” They are mishandling the statement in order to be seen to talk to individuals who are frustrated. I desire an end to the lockdown but I desire it to be done when people are safe and the federal government need to come and describe it to parliament.”
Teaching union NASUWT urged the education secretary, Gavin Williamson, not to resume English schools completely until September, amidst prevalent expectations of a phased return for the children of non-key workers from 1 June.
In a letter to Williamson, Patrick Roach, the basic secretary of the NASUWT, said: “In view of the continued and pushing public health obstacles and the significant job that will be needed to make sure that every school is all set to confess increased varieties of kids and adults into safe knowing and working environments, the NASUWT advises the federal government to end speculation on the reopening of schools beyond the existing restrictions prior to September 2020.”
The Labour leader, Keir Starmer, stressed the value of a cross-UK consensus on leaving lockdown and called on Boris Johnson to involve the devolved countries and opposition celebrations in “significant” conversation.
Speaking to Scottish lobby reporters, he included: “It is actually important in Scotland and across the UK that we are mindful about this, that nothing is done that might push the infection rate above one.
The warnings comes ahead of a long bank vacation weekend to mark VE day, with the forecast warm weather condition most likely to lure individuals to go out after 6 weeks of restrictions.
Numerous authorities chiefs informed the Guardian that more individuals were going out by foot and roadway and there were clear indications of people getting tired of lockdown. At least one force said it was downsizing part of its enforcement for worry of losing public support.
Senior federal government figures were upset by some of Thursday’s paper front pages, with one source stating they had “over-egged” both the “tone and the pace” of likely modifications.
Thursday’s day-to-day press conference was told R– the infection rate for the infection– might actually have risen, since of the scale of the epidemic in care homes. The federal government has actually said R is important to figuring out when limitations can be raised.
Care homes operators stated raising the lockdown would be “careless” and only boost infections in their centers, which have seen the infection claim 6,686 measures up to 1 May in England and Wales amid ongoing scarcities of personal protective equipment and testing.

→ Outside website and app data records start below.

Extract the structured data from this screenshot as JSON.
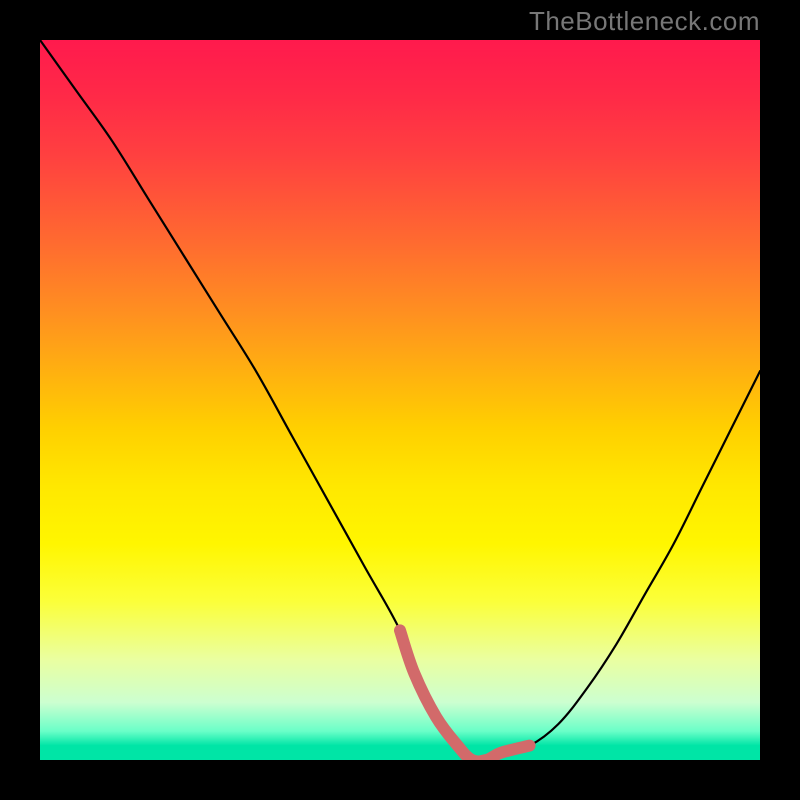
{
  "watermark": {
    "text": "TheBottleneck.com"
  },
  "colors": {
    "curve_stroke": "#000000",
    "basin_stroke": "#d26a6a",
    "gradient_top": "#ff1a4d",
    "gradient_bottom": "#00e5a6"
  },
  "chart_data": {
    "type": "line",
    "title": "",
    "xlabel": "",
    "ylabel": "",
    "xlim": [
      0,
      100
    ],
    "ylim": [
      0,
      100
    ],
    "series": [
      {
        "name": "bottleneck-curve",
        "x": [
          0,
          5,
          10,
          15,
          20,
          25,
          30,
          35,
          40,
          45,
          50,
          52,
          55,
          58,
          60,
          62,
          64,
          68,
          72,
          76,
          80,
          84,
          88,
          92,
          96,
          100
        ],
        "y": [
          100,
          93,
          86,
          78,
          70,
          62,
          54,
          45,
          36,
          27,
          18,
          12,
          6,
          2,
          0,
          0,
          1,
          2,
          5,
          10,
          16,
          23,
          30,
          38,
          46,
          54
        ]
      },
      {
        "name": "basin-highlight",
        "x": [
          50,
          52,
          55,
          58,
          60,
          62,
          64,
          68
        ],
        "y": [
          18,
          12,
          6,
          2,
          0,
          0,
          1,
          2
        ]
      }
    ],
    "basin_center_x": 61,
    "basin_floor_y": 0
  }
}
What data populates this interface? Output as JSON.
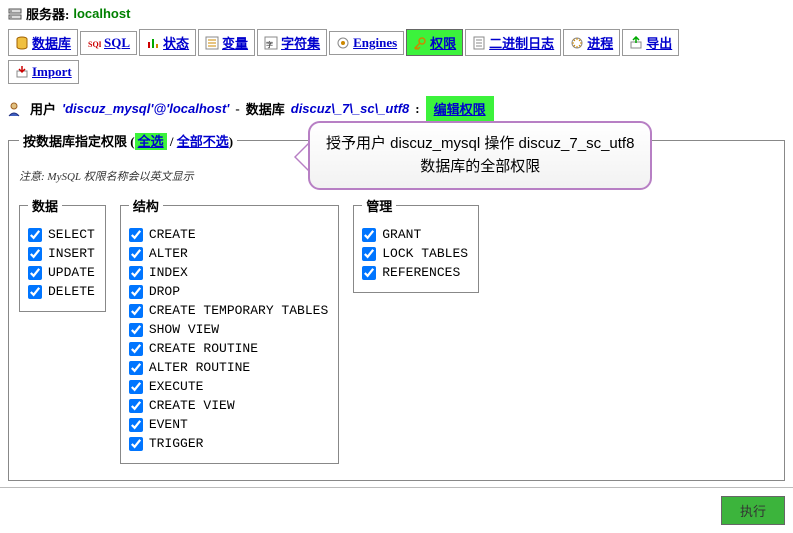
{
  "server": {
    "label": "服务器:",
    "name": "localhost"
  },
  "tabs": [
    {
      "label": "数据库",
      "icon": "database-icon",
      "active": false
    },
    {
      "label": "SQL",
      "icon": "sql-icon",
      "active": false
    },
    {
      "label": "状态",
      "icon": "status-icon",
      "active": false
    },
    {
      "label": "变量",
      "icon": "vars-icon",
      "active": false
    },
    {
      "label": "字符集",
      "icon": "charset-icon",
      "active": false
    },
    {
      "label": "Engines",
      "icon": "engines-icon",
      "active": false
    },
    {
      "label": "权限",
      "icon": "privileges-icon",
      "active": true
    },
    {
      "label": "二进制日志",
      "icon": "binlog-icon",
      "active": false
    },
    {
      "label": "进程",
      "icon": "processes-icon",
      "active": false
    },
    {
      "label": "导出",
      "icon": "export-icon",
      "active": false
    }
  ],
  "tabs2": [
    {
      "label": "Import",
      "icon": "import-icon",
      "active": false
    }
  ],
  "title": {
    "user_label": "用户",
    "user_value": "'discuz_mysql'@'localhost'",
    "sep": "-",
    "db_label": "数据库",
    "db_value": "discuz\\_7\\_sc\\_utf8",
    "colon": ":",
    "edit_btn": "编辑权限"
  },
  "main_fieldset": {
    "legend_prefix": "按数据库指定权限",
    "select_all": "全选",
    "deselect_all": "全部不选",
    "legend_divider": "/",
    "note": "注意: MySQL 权限名称会以英文显示"
  },
  "groups": {
    "data": {
      "title": "数据",
      "items": [
        {
          "label": "SELECT",
          "checked": true
        },
        {
          "label": "INSERT",
          "checked": true
        },
        {
          "label": "UPDATE",
          "checked": true
        },
        {
          "label": "DELETE",
          "checked": true
        }
      ]
    },
    "structure": {
      "title": "结构",
      "items": [
        {
          "label": "CREATE",
          "checked": true
        },
        {
          "label": "ALTER",
          "checked": true
        },
        {
          "label": "INDEX",
          "checked": true
        },
        {
          "label": "DROP",
          "checked": true
        },
        {
          "label": "CREATE TEMPORARY TABLES",
          "checked": true
        },
        {
          "label": "SHOW VIEW",
          "checked": true
        },
        {
          "label": "CREATE ROUTINE",
          "checked": true
        },
        {
          "label": "ALTER ROUTINE",
          "checked": true
        },
        {
          "label": "EXECUTE",
          "checked": true
        },
        {
          "label": "CREATE VIEW",
          "checked": true
        },
        {
          "label": "EVENT",
          "checked": true
        },
        {
          "label": "TRIGGER",
          "checked": true
        }
      ]
    },
    "admin": {
      "title": "管理",
      "items": [
        {
          "label": "GRANT",
          "checked": true
        },
        {
          "label": "LOCK TABLES",
          "checked": true
        },
        {
          "label": "REFERENCES",
          "checked": true
        }
      ]
    }
  },
  "callout": {
    "line1": "授予用户 discuz_mysql 操作 discuz_7_sc_utf8",
    "line2": "数据库的全部权限"
  },
  "footer": {
    "execute": "执行"
  }
}
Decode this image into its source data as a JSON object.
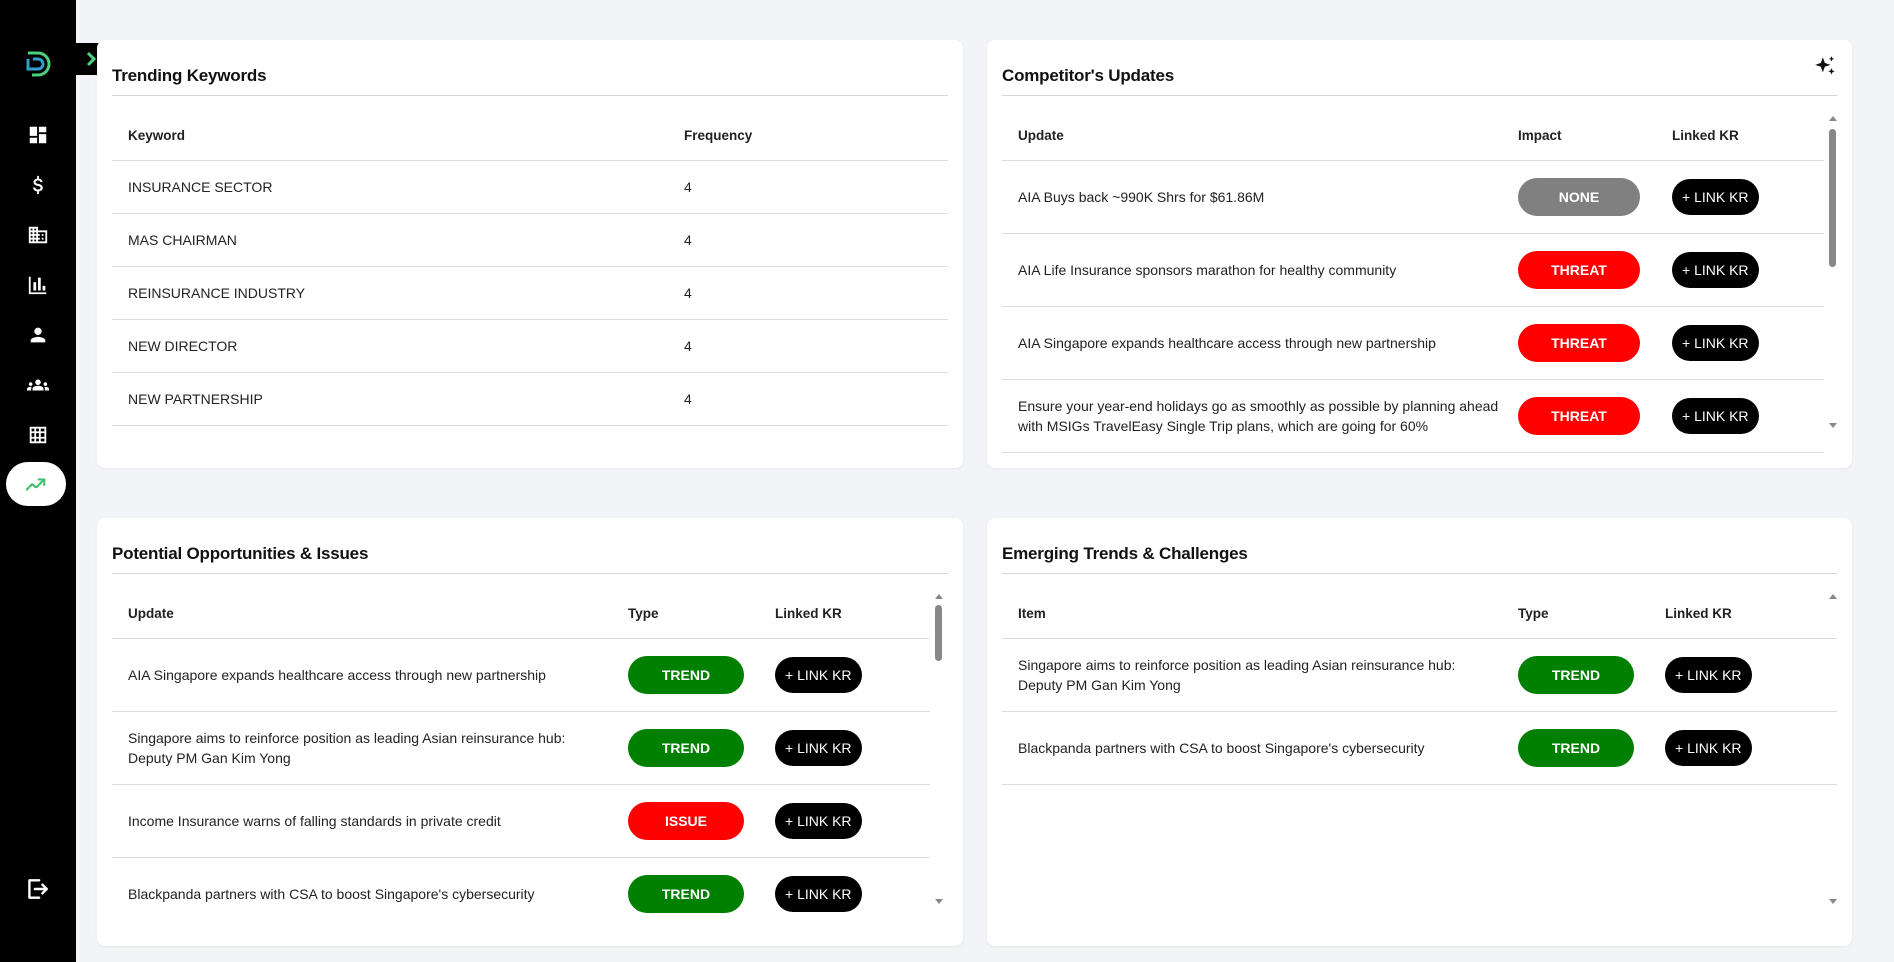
{
  "trending_keywords": {
    "title": "Trending Keywords",
    "columns": [
      "Keyword",
      "Frequency"
    ],
    "rows": [
      {
        "keyword": "INSURANCE SECTOR",
        "frequency": "4"
      },
      {
        "keyword": "MAS CHAIRMAN",
        "frequency": "4"
      },
      {
        "keyword": "REINSURANCE INDUSTRY",
        "frequency": "4"
      },
      {
        "keyword": "NEW DIRECTOR",
        "frequency": "4"
      },
      {
        "keyword": "NEW PARTNERSHIP",
        "frequency": "4"
      }
    ]
  },
  "competitor_updates": {
    "title": "Competitor's Updates",
    "columns": [
      "Update",
      "Impact",
      "Linked KR"
    ],
    "rows": [
      {
        "update": "AIA Buys back ~990K Shrs for $61.86M",
        "impact": "NONE",
        "link": "+ LINK KR"
      },
      {
        "update": "AIA Life Insurance sponsors marathon for healthy community",
        "impact": "THREAT",
        "link": "+ LINK KR"
      },
      {
        "update": "AIA Singapore expands healthcare access through new partnership",
        "impact": "THREAT",
        "link": "+ LINK KR"
      },
      {
        "update": "Ensure your year-end holidays go as smoothly as possible by planning ahead with MSIGs TravelEasy Single Trip plans, which are going for 60%",
        "impact": "THREAT",
        "link": "+ LINK KR"
      }
    ]
  },
  "opportunities": {
    "title": "Potential Opportunities & Issues",
    "columns": [
      "Update",
      "Type",
      "Linked KR"
    ],
    "rows": [
      {
        "update": "AIA Singapore expands healthcare access through new partnership",
        "type": "TREND",
        "link": "+ LINK KR"
      },
      {
        "update": "Singapore aims to reinforce position as leading Asian reinsurance hub: Deputy PM Gan Kim Yong",
        "type": "TREND",
        "link": "+ LINK KR"
      },
      {
        "update": "Income Insurance warns of falling standards in private credit",
        "type": "ISSUE",
        "link": "+ LINK KR"
      },
      {
        "update": "Blackpanda partners with CSA to boost Singapore's cybersecurity",
        "type": "TREND",
        "link": "+ LINK KR"
      }
    ]
  },
  "emerging_trends": {
    "title": "Emerging Trends & Challenges",
    "columns": [
      "Item",
      "Type",
      "Linked KR"
    ],
    "rows": [
      {
        "item": "Singapore aims to reinforce position as leading Asian reinsurance hub: Deputy PM Gan Kim Yong",
        "type": "TREND",
        "link": "+ LINK KR"
      },
      {
        "item": "Blackpanda partners with CSA to boost Singapore's cybersecurity",
        "type": "TREND",
        "link": "+ LINK KR"
      }
    ]
  },
  "sidebar": {
    "icons": [
      "dashboard-icon",
      "dollar-icon",
      "building-icon",
      "bar-chart-icon",
      "person-icon",
      "groups-icon",
      "grid-table-icon",
      "trending-icon"
    ],
    "active": "trending-icon"
  },
  "colors": {
    "sidebar": "#000000",
    "threat": "#ff0000",
    "trend": "#008000",
    "none": "#808080",
    "accent": "#4cd07d"
  }
}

Sam Monaghan, president of MHA, the UK’s largest charitable provider of care houses, which runs 222 plans, stated: “Provided the dangerous state the social care sector continues to find itself in, reducing limitations, which will no doubt result in higher spread of Covid-19 in the basic population, will undoubtedly increase the threat of infection to our staff and our homes … without an extensive plan for the care sector, easing constraints would be a negligent move.
” We know that in those countries where they have actually been able to control the spread of the virus in care settings, it is since they have up and running reliable contact-tracing and testing and this has reduced the spread of the virus in the basic population.”
The prime minister told MPs on Wednesday there had been a “palpable improvement” in the circumstance in care houses in current days.